Last weekend, we traveled to Wisconsin for a wedding along with our son and his lady. It’s always delightful to drive through the land of my youth. The landscape is dotted with family farmsteads, pristine and well manicured. Giant spruce trees stand as sentries beside vintage homes, surrounded by cows, sheep and recently more horses than I’ve seen before. Wisconsin’s rolling hills break up the monotony of the prairie.
I was feeling my age as my aching body plowed through the five hour drive, but was renewed by the company and laughter as we traveled. The crumbling buildings on the landscape, were just another reminder that I’m growing old.
The aging process makes me long for restoration. The reality of aging is difficult to accept. Bodies crush under the every day process of living. The spine crumbles as years press down on it. Muscles scream as they become enflamed, less flexible, and unused. Hair begins to thin, memories are often deleted and sent to a cloud somewhere. Our skin is no longer pliable and wrinkles surround our eyes. I like to say that I was once six feet tall and everything has since pushed its way down into my hips. That’s why I’m only five feet now. My wrinkled face has been a source of comment from many children, but I a tell them that I earned every one of them.
Aging is not for the faint of heart. It takes a lot of courage to pass through this stage of life. Shakespeare had a lot to say about it. In his play “King Lear,” he speaks thus about growing old:

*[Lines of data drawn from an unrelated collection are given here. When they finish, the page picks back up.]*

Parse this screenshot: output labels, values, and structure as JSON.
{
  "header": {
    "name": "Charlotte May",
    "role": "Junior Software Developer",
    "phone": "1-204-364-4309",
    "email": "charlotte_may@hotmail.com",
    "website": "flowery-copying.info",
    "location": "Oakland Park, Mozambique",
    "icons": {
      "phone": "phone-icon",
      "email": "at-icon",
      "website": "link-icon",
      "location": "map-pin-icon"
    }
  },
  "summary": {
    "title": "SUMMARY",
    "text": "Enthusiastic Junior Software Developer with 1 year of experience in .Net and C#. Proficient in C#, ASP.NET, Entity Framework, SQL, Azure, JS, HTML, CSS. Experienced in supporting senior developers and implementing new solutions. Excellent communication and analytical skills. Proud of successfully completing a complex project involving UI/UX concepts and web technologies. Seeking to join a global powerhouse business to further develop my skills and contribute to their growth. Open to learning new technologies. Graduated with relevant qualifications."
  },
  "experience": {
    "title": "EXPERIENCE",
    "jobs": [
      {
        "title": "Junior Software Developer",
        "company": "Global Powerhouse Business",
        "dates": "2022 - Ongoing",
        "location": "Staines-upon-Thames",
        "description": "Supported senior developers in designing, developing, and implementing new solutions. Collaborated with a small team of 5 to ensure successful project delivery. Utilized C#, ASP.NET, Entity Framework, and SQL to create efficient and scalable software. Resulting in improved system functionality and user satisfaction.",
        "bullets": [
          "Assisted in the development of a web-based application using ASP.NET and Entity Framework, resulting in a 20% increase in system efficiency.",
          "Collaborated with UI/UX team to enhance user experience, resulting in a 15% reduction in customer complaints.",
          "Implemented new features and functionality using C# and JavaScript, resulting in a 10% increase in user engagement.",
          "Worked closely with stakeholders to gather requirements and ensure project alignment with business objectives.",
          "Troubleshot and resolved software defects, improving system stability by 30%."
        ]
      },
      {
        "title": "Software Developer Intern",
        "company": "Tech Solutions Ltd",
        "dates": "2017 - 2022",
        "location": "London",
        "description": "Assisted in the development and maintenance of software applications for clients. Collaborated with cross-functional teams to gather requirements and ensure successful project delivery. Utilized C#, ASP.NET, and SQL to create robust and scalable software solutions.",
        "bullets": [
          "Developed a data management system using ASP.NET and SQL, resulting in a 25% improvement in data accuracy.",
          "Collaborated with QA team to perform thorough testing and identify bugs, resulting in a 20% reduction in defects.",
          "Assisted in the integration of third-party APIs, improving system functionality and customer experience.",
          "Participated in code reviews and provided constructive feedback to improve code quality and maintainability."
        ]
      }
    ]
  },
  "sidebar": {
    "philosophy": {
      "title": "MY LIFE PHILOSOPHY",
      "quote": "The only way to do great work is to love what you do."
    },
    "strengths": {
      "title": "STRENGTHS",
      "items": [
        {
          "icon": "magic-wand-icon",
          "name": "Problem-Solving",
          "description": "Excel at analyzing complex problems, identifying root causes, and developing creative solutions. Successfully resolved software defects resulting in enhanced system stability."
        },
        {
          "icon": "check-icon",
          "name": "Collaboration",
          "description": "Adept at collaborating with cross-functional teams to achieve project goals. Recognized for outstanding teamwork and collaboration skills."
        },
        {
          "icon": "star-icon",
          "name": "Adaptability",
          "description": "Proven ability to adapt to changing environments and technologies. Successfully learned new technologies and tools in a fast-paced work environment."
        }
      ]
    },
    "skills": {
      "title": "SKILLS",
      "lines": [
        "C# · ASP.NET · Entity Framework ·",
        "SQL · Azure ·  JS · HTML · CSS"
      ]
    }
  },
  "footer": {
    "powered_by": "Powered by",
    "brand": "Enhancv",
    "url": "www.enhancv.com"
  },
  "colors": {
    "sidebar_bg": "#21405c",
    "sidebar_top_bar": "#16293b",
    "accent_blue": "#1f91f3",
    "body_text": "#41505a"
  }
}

“The weight of this sad time we must obey,
Speak what we feel, not what we ought to say.
The oldest hath borne most: we that are young
Shall never see so much, nor live so long.”
The wedding was lovely, the celebration lively. I was reminded of younger days, spending energy on the dance floor, laughing and enjoying life. Those things don’t have to abandon us as we age. We can hang on to them, even though our bodies resist. As long as God chooses to keep us on this planet, we have the ability to make the most of it. Blocking out the ugliness of the world and focusing on what lies ahead in eternal bliss, is probably the one key ingredient in enjoying old age. God has promised new bodies. We have complete restoration waiting for us.